Part I of a Stone House morning ended with lavender foot baths (on muddy days!) and hand washing. The children are beckoned to circle time with a song. In Waldorf Education, there are no abrupt transitions. You would never hear: “Put away the blocks (or workbooks!) it’s time for circle!” Rudolph Steiner understood children to live in their bodies, not in their heads, so we begin the motion of circle time first, which the children respond to, and join in: “Let us form a ring, dancing as we sing”. The opening song is not always the same, “Let us make a circle like a circle like the sun…” Circle time begins. I love to sing with the children. The little ones have a repertoire of simple, more familiar songs: Eensy Weensy Spider, ABC’s, Here’s a Ball, This is How You Make a Balloon. The older children have more complex rhymes and songs. The circle time verses and rhymes are often about nature and animals. In Waldorf Education, circle time is centered around seasonal themes. Yet, here in the Virgin Islands having what I think of as two seasons, the words will often be changed to reflect our island, so that we are not always singing about apple trees and snow. An example is Tall Tall Tree: This is my trunk, I’m a tall tall tree, in September the raindrops fall on me, They fall, they fall
This is my trunk, I’m a tall tall tree, in December the breezes blow through me, I bend, I bendThis is my trunk, I’m a tall tall tree, in April the blossoms bloom on me, They open, they open, This is my trunk, I’m a tall tall tree, in August the mangoes fall from me
They drop, they drop
And sometimes the songs are just silly and fun:
When I was one, I ate a bun the day I went to sea, I jumped aboard a sailing ship and the captain said to me…”
After Circle Time, the children wash their hands (again), and sit down at the table for snack. With everyone holding hands, we sing a blessing song before we eat together:
Blessings on the blossom, Blessings on the root
Blessings on the leaf and stem, blessings on the fruit
Children learn table etiquette while sharing a wholesome snack. They learn to wait their turn to talk if someone else is talking. They
are reminded to say please, thank you, please pass… It is also a time where conversation is not dominated by the teacher, but instead the children are given the space to converse among each other.
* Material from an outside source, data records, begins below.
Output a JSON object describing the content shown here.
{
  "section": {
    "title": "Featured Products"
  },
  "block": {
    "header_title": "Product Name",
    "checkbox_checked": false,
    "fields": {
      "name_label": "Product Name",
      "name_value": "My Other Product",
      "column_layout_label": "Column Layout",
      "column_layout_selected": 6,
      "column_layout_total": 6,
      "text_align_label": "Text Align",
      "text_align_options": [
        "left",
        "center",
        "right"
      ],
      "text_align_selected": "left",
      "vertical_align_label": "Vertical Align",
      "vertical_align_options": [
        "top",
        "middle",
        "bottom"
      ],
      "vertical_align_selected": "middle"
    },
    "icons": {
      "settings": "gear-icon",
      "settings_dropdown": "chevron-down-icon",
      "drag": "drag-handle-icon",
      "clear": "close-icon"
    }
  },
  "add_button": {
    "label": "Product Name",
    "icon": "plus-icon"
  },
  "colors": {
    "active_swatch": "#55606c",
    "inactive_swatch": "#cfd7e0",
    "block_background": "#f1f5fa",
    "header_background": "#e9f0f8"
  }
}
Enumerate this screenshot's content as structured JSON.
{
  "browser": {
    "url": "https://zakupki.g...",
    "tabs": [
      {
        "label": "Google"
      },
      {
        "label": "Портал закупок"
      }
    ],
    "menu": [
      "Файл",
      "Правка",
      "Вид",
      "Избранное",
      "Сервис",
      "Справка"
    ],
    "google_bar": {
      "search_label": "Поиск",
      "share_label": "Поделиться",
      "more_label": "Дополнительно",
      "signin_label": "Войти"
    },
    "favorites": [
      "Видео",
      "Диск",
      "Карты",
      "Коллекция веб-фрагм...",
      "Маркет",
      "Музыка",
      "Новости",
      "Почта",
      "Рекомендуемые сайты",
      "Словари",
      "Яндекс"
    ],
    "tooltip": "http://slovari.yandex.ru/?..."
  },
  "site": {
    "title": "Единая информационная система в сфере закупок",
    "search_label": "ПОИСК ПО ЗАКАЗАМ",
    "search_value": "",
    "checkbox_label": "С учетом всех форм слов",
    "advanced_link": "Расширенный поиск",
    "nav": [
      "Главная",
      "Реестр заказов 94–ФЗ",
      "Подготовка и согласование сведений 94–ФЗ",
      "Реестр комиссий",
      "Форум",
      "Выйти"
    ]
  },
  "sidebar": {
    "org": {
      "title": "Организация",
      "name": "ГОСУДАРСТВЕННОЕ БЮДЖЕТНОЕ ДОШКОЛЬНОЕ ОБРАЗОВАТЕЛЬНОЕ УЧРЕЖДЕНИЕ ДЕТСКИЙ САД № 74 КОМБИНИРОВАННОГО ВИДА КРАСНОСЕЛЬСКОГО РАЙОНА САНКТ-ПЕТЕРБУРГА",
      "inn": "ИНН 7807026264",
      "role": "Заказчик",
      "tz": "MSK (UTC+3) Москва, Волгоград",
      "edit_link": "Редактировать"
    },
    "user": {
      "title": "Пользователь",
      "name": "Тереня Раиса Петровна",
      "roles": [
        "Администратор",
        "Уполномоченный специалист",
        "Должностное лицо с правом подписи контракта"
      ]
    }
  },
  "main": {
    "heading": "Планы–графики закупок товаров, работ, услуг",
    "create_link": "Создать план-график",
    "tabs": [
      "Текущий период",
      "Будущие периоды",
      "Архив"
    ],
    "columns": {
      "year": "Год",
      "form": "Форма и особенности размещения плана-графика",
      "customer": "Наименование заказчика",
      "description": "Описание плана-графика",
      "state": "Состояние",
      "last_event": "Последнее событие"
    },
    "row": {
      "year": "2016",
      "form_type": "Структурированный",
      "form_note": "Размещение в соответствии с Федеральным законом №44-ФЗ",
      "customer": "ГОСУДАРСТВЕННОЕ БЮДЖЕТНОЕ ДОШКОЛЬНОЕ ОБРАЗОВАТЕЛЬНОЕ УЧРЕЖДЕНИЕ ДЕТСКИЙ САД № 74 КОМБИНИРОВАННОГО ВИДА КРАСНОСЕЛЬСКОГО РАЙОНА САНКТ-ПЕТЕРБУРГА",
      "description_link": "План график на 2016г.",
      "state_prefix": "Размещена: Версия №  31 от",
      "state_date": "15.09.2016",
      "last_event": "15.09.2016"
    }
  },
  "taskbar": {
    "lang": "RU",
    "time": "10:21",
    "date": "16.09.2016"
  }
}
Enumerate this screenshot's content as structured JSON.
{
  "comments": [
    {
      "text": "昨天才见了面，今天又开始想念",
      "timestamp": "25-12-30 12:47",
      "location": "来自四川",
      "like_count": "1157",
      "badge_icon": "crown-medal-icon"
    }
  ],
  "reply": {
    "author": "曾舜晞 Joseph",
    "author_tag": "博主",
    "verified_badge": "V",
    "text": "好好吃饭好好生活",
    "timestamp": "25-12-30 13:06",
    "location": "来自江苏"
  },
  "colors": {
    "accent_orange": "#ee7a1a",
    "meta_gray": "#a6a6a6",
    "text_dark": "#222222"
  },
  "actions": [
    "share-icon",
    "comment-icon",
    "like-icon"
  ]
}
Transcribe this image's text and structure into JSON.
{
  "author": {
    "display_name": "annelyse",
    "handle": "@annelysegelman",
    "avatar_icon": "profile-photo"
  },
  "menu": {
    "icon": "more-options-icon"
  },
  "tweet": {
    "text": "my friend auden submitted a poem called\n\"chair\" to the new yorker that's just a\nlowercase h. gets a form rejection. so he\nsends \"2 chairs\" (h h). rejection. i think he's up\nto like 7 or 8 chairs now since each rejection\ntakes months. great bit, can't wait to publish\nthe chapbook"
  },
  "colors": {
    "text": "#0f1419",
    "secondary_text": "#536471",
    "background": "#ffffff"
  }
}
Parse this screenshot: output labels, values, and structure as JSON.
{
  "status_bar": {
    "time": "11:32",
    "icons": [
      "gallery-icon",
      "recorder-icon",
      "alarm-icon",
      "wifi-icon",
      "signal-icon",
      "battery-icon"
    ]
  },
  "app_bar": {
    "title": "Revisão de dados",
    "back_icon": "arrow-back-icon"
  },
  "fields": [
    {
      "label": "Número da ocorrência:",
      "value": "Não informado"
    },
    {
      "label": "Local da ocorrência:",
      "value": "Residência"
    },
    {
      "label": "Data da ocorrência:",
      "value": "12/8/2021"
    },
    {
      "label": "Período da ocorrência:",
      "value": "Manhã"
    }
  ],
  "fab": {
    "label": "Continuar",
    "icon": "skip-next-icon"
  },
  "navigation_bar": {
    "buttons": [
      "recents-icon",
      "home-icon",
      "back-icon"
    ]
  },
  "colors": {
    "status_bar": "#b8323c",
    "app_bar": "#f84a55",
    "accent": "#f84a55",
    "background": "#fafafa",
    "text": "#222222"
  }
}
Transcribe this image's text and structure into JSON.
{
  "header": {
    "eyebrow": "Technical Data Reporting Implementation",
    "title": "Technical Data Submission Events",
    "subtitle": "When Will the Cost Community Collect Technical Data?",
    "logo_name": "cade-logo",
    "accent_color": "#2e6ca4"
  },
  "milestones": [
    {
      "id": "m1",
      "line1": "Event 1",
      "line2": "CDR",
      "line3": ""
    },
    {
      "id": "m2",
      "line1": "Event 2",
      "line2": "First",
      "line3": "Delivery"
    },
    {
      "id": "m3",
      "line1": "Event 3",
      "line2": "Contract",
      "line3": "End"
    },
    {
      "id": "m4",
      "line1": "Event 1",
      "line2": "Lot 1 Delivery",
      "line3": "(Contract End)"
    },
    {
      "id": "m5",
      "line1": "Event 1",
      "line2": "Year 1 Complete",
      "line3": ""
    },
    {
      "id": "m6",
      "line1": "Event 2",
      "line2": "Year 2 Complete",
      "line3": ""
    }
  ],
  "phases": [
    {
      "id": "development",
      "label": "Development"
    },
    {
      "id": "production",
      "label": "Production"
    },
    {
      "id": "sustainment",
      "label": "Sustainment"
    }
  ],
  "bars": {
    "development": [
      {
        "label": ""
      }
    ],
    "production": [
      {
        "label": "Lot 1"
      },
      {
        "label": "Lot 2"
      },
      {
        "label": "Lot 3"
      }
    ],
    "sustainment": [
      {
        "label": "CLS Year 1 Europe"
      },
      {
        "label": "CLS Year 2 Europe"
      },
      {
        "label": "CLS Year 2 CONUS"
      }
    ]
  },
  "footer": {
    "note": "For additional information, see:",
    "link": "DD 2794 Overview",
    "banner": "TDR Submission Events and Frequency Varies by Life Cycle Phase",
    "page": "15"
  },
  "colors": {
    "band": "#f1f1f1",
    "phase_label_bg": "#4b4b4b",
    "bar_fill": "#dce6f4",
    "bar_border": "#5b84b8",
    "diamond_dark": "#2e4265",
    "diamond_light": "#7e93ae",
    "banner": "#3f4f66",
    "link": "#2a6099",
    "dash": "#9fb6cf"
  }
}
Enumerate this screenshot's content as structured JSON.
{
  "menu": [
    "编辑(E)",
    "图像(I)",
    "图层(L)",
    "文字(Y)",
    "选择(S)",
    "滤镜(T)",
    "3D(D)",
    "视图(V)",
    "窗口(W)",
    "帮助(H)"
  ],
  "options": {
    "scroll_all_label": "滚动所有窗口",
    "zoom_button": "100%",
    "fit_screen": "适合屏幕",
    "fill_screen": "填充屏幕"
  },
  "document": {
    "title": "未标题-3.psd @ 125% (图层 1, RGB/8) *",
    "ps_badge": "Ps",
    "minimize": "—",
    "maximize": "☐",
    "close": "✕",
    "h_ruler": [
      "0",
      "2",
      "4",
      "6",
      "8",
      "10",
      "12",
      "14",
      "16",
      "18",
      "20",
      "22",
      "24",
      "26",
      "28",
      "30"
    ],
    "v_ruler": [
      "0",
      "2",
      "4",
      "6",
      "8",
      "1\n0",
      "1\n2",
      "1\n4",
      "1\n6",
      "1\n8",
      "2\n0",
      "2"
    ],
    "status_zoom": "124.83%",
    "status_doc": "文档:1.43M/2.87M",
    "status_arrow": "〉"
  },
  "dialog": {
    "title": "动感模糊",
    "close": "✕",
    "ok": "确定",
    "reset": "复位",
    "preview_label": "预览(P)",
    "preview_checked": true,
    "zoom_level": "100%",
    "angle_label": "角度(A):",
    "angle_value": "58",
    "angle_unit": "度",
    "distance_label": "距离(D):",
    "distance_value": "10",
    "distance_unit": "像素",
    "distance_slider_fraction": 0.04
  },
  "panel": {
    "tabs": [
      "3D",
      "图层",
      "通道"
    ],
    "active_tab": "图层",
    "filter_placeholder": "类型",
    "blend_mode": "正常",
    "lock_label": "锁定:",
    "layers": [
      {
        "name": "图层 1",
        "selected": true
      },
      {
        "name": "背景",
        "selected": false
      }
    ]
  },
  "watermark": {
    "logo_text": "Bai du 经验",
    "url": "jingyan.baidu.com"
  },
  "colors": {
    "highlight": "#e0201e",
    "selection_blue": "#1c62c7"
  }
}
When the children finish their snack, they ask to be excused from the table. Then the children get their place settings ready for lunch: placemat, napkin, fork, plate, cup. Now we’re ready for some robust outdoor play!